The plan developed, stage by stage, and quite satisfactorily. We entered into a military alliance with the trusting Filipinos, and they hemmed in Manila on the land side, and by their valuable help the place, with its garrison of 8,000 or 10,000 Spaniards, was captured -- a thing which we could not have accomplished unaided at that time. We got their help by -- by ingenuity. We knew they were fighting for their independence, and that they had been at it for two years. We knew they supposed that we also were fighting in their worthy cause -- just as we had helped the Cubans fight for Cuban independence -- and we allowed them to go on thinking so. Until Manila was ours and we could get along without them. Then we showed our hand. Of course, they were surprised -- that was natural; surprised and disappointed; disappointed and grieved. To them it looked un-American; uncharacteristic; foreign to our established traditions. And this was natural, too; for we were only playing the American Game in public -- in private it was the European. It was neatly done, very neatly, and it bewildered them. They could not understand it; for we had been so friendly -- so affectionate, even -- with those simple-minded patriots! We, our own selves, had brought back out of exile their leader, their hero, their hope, their Washington -- Aguinaldo; brought him in a warship, in high honor, under the sacred shelter and hospitality of the flag; brought him back and restored him to his people, and got their moving and eloquent gratitude for it. Yes, we had been so friendly to them, and had heartened them up in so many ways! We had lent them guns and ammunition; advised with them; exchanged pleasant courtesies with them; placed our sick and wounded in their kindly care; entrusted our Spanish prisoners to their humane and honest hands; fought shoulder to shoulder with them against "the common enemy" (our own phrase); praised their courage, praised their gallantry, praised their mercifulness, praised their fine and honorable conduct; borrowed their trenches, borrowed strong positions which they had previously captured from the Spaniard; petted them, lied to them -- officially proclaiming that our land and naval forces came to give them their freedom and displace the bad Spanish Government -- fooled them, used them until we needed them no longer; then derided the sucked orange and threw it away. We kept the positions which we had beguiled them of; by and by, we moved a force forward and overlapped patriot ground -- a clever thought, for we needed trouble, and this would produce it. A Filipino soldier, crossing the ground, where no one had a right to forbid him, was shot by our sentry. The badgered patriots resented this with arms, without waiting to know whether Aguinaldo, who was absent, would approve or not. Aguinaldo did not approve; but that availed nothing. What we wanted, in the interest of Progress and Civilization, was the Archipelago, unencumbered by patriots struggling for independence; and the War was what we needed. We clinched our opportunity. 

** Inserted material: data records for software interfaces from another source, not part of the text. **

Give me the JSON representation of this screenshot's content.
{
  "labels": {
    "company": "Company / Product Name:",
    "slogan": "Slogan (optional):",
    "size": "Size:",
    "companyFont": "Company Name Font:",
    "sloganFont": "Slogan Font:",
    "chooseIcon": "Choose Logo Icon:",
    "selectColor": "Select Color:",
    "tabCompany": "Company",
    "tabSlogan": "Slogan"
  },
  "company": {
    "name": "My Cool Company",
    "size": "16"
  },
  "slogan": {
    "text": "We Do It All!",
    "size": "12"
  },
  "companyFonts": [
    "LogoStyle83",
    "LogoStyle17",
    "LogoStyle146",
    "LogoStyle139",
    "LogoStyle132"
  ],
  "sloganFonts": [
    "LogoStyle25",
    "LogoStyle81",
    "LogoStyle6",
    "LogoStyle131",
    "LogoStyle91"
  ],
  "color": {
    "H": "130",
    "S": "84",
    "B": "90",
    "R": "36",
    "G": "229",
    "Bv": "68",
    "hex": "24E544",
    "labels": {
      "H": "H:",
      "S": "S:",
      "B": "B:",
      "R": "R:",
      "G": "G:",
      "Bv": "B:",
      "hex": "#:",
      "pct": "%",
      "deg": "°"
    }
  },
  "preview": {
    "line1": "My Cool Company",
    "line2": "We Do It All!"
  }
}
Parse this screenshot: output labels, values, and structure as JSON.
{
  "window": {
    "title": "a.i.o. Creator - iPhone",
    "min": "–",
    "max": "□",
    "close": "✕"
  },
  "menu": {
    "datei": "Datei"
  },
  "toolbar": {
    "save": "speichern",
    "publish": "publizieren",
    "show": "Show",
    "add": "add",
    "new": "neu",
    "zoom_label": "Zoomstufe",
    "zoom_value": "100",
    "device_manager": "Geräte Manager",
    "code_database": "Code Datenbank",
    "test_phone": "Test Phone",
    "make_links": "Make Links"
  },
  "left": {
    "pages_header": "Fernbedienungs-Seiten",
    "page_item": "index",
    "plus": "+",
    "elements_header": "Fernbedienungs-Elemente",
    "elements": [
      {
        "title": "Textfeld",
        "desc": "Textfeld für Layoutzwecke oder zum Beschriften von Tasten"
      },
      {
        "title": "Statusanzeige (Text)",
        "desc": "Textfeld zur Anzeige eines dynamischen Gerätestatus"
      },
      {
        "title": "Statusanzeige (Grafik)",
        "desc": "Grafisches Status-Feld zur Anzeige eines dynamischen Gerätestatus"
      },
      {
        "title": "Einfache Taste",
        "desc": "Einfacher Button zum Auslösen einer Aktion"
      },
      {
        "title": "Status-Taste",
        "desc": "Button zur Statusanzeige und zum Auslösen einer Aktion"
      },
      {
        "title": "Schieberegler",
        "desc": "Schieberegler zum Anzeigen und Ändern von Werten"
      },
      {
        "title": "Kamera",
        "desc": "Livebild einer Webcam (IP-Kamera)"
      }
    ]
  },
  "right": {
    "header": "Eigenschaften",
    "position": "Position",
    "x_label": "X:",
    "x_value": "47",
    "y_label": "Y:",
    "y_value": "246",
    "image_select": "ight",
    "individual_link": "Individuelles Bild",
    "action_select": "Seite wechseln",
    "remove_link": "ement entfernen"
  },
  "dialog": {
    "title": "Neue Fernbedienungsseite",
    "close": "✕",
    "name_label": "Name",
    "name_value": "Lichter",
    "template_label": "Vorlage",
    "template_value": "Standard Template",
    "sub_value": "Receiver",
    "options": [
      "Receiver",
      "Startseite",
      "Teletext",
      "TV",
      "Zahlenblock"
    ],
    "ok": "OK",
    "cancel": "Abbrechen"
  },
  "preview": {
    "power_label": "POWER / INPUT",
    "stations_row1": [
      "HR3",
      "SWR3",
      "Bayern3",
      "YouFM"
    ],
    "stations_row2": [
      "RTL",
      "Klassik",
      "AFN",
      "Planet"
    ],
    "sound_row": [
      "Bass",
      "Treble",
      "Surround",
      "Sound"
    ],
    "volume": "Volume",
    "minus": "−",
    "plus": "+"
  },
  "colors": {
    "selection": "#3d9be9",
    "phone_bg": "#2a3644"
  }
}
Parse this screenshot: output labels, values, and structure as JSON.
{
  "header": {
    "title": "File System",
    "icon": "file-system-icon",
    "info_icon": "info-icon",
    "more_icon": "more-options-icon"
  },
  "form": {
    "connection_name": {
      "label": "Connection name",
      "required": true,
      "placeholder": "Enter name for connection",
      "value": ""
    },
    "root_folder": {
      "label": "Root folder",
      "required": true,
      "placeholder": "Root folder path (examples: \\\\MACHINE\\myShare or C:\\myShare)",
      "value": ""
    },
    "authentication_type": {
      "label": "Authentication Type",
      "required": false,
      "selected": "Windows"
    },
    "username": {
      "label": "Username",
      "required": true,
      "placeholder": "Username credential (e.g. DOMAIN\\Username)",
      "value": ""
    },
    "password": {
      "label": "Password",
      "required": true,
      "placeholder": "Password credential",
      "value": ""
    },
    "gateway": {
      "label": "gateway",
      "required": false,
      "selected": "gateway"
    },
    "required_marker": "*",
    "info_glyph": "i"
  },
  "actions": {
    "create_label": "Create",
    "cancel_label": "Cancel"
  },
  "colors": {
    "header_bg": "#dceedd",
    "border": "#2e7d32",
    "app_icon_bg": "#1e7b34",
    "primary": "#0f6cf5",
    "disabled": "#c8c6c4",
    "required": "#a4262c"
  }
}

For Twain's views on Belgian imperialism in the Congo, visit Mark Twain and Imperialism, Mark Twain's Comments on Imperialism, King Leopold's Soliloquy, and To the Person Sitting in Darkness.

Part of That Magnificent African Cake: The Congo Free State exhibit